Nearly 1 in 4 US Writers Has Self-Censored For Fear of Government Surveillance
A recently released survey of American writers conducted by PEN America Center in October found that government surveillance is having a chilling effect on freedom of expression.
PEN surveyed over 500 US writers about the impact of NSA surveillance revelations on their work and found that self-censorship is rampant due to anxieties about being spied on. Those surveyed admitted to purposely steering clear of writing, speaking about and even researching certain topics. Subjects being avoided relate to military affairs, the Middle East and North Africa, mass incarceration, drug policies, pornography, the Occupy movement, the study of certain languages, and criticism of the US government, all issues in desperate need of sunlight. But self-censorship guarantees that investigative journalism on topics such as these will be hampered.

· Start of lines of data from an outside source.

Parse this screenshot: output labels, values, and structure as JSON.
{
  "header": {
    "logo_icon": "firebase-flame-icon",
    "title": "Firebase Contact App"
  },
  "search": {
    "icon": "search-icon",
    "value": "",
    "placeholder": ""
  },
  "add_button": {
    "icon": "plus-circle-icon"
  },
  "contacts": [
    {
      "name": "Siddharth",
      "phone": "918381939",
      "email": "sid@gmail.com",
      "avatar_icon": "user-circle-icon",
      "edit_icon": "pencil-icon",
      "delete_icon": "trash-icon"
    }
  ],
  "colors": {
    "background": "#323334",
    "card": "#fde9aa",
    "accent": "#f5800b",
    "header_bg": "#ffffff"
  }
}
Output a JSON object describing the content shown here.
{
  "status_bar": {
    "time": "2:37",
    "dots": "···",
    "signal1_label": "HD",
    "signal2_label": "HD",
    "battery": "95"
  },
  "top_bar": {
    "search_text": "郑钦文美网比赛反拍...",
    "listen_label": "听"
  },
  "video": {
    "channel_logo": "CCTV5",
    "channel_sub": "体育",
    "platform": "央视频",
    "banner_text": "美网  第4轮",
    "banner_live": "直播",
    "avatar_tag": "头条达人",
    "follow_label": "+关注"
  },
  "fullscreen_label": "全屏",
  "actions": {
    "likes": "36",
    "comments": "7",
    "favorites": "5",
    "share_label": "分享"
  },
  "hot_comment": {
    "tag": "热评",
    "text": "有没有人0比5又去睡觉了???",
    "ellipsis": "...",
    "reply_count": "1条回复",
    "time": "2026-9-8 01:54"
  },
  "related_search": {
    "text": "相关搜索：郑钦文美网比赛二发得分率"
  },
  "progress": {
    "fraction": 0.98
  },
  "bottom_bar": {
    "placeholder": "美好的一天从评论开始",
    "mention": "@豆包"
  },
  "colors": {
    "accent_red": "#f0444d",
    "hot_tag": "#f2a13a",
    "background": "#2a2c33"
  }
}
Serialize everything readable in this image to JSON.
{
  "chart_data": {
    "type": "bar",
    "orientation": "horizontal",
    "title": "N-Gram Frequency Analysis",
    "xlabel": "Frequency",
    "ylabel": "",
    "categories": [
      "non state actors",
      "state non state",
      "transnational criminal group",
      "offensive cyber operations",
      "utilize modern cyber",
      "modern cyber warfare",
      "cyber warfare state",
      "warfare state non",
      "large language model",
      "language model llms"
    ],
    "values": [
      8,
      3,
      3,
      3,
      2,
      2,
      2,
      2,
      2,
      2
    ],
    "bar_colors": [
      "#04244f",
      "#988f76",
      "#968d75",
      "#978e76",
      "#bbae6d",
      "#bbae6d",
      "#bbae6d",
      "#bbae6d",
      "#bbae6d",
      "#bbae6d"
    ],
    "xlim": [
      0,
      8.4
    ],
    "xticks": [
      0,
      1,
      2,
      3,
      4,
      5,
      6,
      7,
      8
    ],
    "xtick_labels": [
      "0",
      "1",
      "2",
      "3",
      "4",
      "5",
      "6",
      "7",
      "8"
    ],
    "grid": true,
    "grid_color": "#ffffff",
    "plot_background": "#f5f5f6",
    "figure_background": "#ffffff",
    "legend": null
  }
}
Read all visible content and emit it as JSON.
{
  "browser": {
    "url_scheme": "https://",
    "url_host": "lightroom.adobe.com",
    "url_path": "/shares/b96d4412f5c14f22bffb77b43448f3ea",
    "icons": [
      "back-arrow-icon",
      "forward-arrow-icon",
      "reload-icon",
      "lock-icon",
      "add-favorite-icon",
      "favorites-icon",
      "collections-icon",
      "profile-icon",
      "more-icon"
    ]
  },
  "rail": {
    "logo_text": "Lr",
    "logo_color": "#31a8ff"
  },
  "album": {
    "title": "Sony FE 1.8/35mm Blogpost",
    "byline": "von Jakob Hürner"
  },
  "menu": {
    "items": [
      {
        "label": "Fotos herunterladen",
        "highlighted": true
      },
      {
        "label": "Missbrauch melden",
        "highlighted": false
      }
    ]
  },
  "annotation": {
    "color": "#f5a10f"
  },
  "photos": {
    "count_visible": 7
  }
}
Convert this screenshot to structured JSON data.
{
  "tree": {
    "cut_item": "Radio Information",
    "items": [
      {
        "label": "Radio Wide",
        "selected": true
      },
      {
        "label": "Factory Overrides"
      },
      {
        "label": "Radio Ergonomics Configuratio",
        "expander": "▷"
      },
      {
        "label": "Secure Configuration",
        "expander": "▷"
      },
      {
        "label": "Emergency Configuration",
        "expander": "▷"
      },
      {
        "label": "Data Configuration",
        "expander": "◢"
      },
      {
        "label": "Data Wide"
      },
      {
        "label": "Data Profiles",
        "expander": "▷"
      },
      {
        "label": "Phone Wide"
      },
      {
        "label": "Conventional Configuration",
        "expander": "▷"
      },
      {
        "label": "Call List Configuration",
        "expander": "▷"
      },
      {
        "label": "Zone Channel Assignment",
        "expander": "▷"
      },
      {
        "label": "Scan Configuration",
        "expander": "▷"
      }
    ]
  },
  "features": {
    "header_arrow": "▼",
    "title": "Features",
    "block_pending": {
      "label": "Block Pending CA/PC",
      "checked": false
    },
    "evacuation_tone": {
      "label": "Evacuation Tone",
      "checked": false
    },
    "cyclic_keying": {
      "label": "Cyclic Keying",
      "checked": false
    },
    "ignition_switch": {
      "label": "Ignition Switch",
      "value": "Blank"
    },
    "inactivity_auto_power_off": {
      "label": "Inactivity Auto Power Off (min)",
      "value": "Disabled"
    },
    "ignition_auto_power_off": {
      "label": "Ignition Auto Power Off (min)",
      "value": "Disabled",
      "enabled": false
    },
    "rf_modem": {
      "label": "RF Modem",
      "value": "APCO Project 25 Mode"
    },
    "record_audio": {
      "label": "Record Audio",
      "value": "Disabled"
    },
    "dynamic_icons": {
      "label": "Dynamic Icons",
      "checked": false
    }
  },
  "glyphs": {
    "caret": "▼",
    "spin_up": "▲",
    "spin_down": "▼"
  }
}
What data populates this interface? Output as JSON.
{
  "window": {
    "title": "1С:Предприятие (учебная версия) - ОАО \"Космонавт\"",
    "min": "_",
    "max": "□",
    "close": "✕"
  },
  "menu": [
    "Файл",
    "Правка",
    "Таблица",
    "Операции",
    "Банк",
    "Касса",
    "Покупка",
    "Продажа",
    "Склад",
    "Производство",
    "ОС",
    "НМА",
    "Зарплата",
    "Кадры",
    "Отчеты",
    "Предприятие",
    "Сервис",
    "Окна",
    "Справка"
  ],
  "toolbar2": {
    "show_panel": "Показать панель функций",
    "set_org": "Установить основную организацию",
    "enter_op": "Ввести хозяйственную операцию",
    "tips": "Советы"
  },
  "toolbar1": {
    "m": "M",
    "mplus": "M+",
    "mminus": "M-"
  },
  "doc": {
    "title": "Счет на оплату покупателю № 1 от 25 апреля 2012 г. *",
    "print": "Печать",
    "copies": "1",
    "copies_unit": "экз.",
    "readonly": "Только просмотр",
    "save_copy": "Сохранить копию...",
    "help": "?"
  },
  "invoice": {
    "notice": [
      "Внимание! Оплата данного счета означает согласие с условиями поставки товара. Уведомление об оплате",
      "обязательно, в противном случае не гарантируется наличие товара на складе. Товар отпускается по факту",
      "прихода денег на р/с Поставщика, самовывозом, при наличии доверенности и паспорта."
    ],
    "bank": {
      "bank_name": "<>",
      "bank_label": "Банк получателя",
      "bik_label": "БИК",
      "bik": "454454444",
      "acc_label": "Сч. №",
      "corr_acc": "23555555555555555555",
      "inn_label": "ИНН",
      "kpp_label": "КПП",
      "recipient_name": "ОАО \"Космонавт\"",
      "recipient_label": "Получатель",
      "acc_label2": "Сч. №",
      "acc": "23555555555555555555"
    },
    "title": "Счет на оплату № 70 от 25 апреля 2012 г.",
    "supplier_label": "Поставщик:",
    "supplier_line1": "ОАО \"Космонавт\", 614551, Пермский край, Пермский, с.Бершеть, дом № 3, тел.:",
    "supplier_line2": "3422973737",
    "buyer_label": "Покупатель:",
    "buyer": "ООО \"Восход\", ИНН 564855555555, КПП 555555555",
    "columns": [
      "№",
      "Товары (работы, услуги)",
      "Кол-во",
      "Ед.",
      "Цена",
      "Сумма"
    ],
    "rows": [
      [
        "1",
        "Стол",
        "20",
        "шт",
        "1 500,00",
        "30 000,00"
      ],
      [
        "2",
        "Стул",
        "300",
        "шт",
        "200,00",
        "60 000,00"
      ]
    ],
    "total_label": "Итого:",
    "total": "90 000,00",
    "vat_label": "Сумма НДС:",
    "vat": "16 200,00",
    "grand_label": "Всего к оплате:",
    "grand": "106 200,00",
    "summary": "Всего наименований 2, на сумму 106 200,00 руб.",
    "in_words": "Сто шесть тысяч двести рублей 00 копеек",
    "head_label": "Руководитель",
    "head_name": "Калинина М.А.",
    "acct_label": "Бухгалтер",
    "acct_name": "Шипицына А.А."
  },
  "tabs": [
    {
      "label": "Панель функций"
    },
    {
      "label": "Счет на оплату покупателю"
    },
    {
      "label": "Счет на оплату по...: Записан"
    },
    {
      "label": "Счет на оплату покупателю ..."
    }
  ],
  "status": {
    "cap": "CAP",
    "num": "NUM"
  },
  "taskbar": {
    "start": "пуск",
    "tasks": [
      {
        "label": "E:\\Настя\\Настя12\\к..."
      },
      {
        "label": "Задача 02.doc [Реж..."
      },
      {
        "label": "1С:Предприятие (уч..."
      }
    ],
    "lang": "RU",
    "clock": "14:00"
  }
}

From the report:
- 28% have curtailed or avoided social media activities, and another 12% have seriously considered doing so;
- 24% have deliberately avoided certain topics in phone or email conversations, and another 9% have seriously considered it;
- 16% have avoided writing or speaking about a particular topic, and another 11% have seriously considered it;
- 16% have refrained from conducting Internet searches or visiting websites on topics that may be considered controversial or suspicious, and another 12% have seriously considered it;
- 13% have taken extra steps to disguise or cover their digital footprints, and another 11% have seriously considered it;
- 3% have declined opportunities to meet (in person, or electronically) people who might be deemed security threats by the government, and another 4% have seriously considered it.
In countries with outright tyrannical regimes, it’s the government that does the censoring, whereas the US government has managed to get writers to do the legwork for them.
In a nation that prides itself on free speech, this should be cause for alarm. So where is the outrage?